Page Count: 592

Publisher: Knopf

Review Posted Online: Aug. 12, 2018

Kirkus Reviews Issue: Sept. 1, 2018

Did you like this book?

No Comments Yet

If the authors are serious, this is a silly, distasteful book. If they are not, it’s a brilliant satire.


The authors have created a sort of anti-Book of Virtues in this encyclopedic compendium of the ways and means of power.

Everyone wants power and everyone is in a constant duplicitous game to gain more power at the expense of others, according to Greene, a screenwriter and former editor at Esquire (Elffers, a book packager, designed the volume, with its attractive marginalia). We live today as courtiers once did in royal courts: we must appear civil while attempting to crush all those around us. This power game can be played well or poorly, and in these 48 laws culled from the history and wisdom of the world’s greatest power players are the rules that must be followed to win. These laws boil down to being as ruthless, selfish, manipulative, and deceitful as possible. Each law, however, gets its own chapter: “Conceal Your Intentions,” “Always Say Less Than Necessary,” “Pose as a Friend, Work as a Spy,” and so on. Each chapter is conveniently broken down into sections on what happened to those who transgressed or observed the particular law, the key elements in this law, and ways to defensively reverse this law when it’s used against you. Quotations in the margins amplify the lesson being taught. While compelling in the way an auto accident might be, the book is simply nonsense. Rules often contradict each other. We are told, for instance, to “be conspicuous at all cost,” then told to “behave like others.” More seriously, Greene never really defines “power,” and he merely asserts, rather than offers evidence for, the Hobbesian world of all against all in which he insists we live. The world may be like this at times, but often it isn’t. To ask why this is so would be a far more useful project.

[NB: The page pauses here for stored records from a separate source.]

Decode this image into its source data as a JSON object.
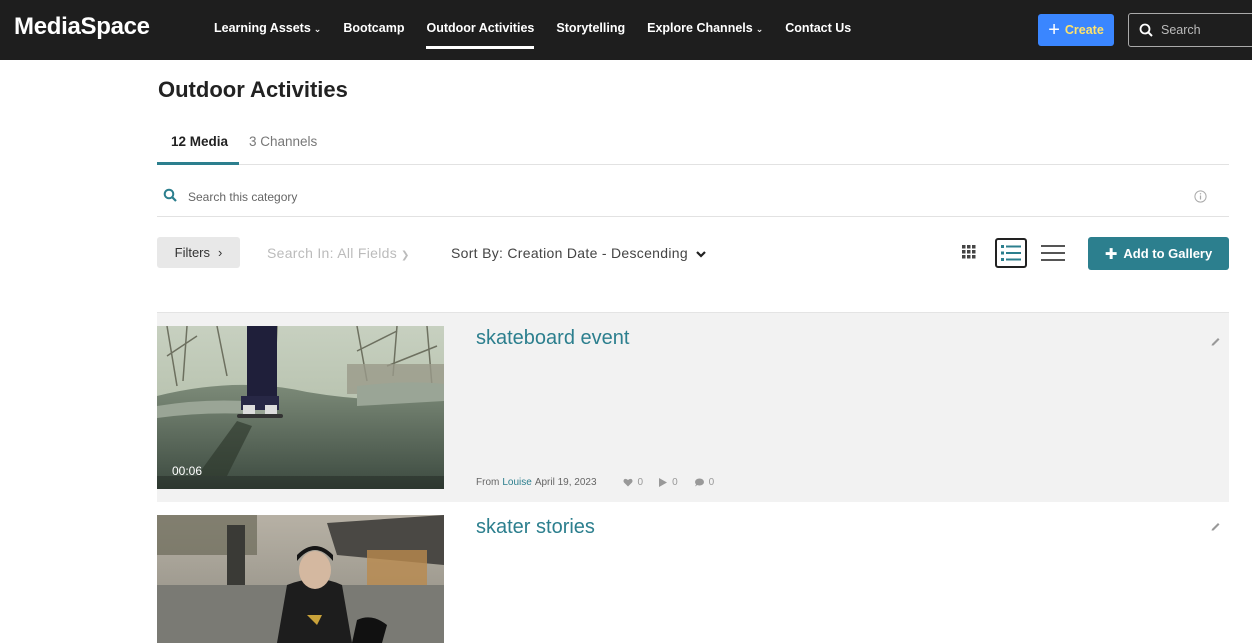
{
  "nav": {
    "logo": "MediaSpace",
    "items": [
      {
        "label": "Learning Assets",
        "chevron": "⌄"
      },
      {
        "label": "Bootcamp",
        "chevron": ""
      },
      {
        "label": "Outdoor Activities",
        "chevron": ""
      },
      {
        "label": "Storytelling",
        "chevron": ""
      },
      {
        "label": "Explore Channels",
        "chevron": "⌄"
      },
      {
        "label": "Contact Us",
        "chevron": ""
      }
    ],
    "create_label": "Create",
    "search_placeholder": "Search"
  },
  "page": {
    "title": "Outdoor Activities",
    "tabs": [
      {
        "label": "12 Media"
      },
      {
        "label": "3 Channels"
      }
    ]
  },
  "category_search": {
    "placeholder": "Search this category"
  },
  "toolbar": {
    "filters_label": "Filters",
    "filters_chevron": "›",
    "search_in_label": "Search In: All Fields",
    "sort_label": "Sort By: Creation Date - Descending",
    "add_gallery_label": "Add to Gallery"
  },
  "entries": [
    {
      "title": "skateboard event",
      "duration": "00:06",
      "from_label": "From",
      "author": "Louise",
      "date": "April 19, 2023",
      "likes": "0",
      "plays": "0",
      "comments": "0"
    },
    {
      "title": "skater stories"
    }
  ],
  "colors": {
    "accent": "#2c7f8e",
    "topbar": "#1e1e1e",
    "create_button": "#3a86ff"
  }
}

If the authors are serious, this is a silly, distasteful book. If they are not, it’s a brilliant satire.

Pub Date: Sept. 1, 1998

ISBN: 0-670-88146-5

Page Count: 430

Publisher: Viking

Review Posted Online: May 19, 2010

Kirkus Reviews Issue: July 15, 1998

Did you like this book?

The author's youthfulness helps to assure the inevitable comparison with the Anne Frank diary although over and above the...


Elie Wiesel spent his early years in a small Transylvanian town as one of four children. 

He was the only one of the family to survive what Francois Maurois, in his introduction, calls the "human holocaust" of the persecution of the Jews, which began with the restrictions, the singularization of the yellow star, the enclosure within the ghetto, and went on to the mass deportations to the ovens of Auschwitz and Buchenwald. There are unforgettable and horrifying scenes here in this spare and sombre memoir of this experience of the hanging of a child, of his first farewell with his father who leaves him an inheritance of a knife and a spoon, and of his last goodbye at Buchenwald his father's corpse is already cold let alone the long months of survival under unconscionable conditions. 

The author's youthfulness helps to assure the inevitable comparison with the Anne Frank diary although over and above the sphere of suffering shared, and in this case extended to the death march itself, there is no spiritual or emotional legacy here to offset any reader reluctance.

Pub Date: Jan. 16, 2006

ISBN: 0374500010

Page Count: 120

Publisher: Hill & Wang

Review Posted Online: Oct. 7, 2011

Kirkus Reviews Issue: Jan. 15, 2006

Did you like this book?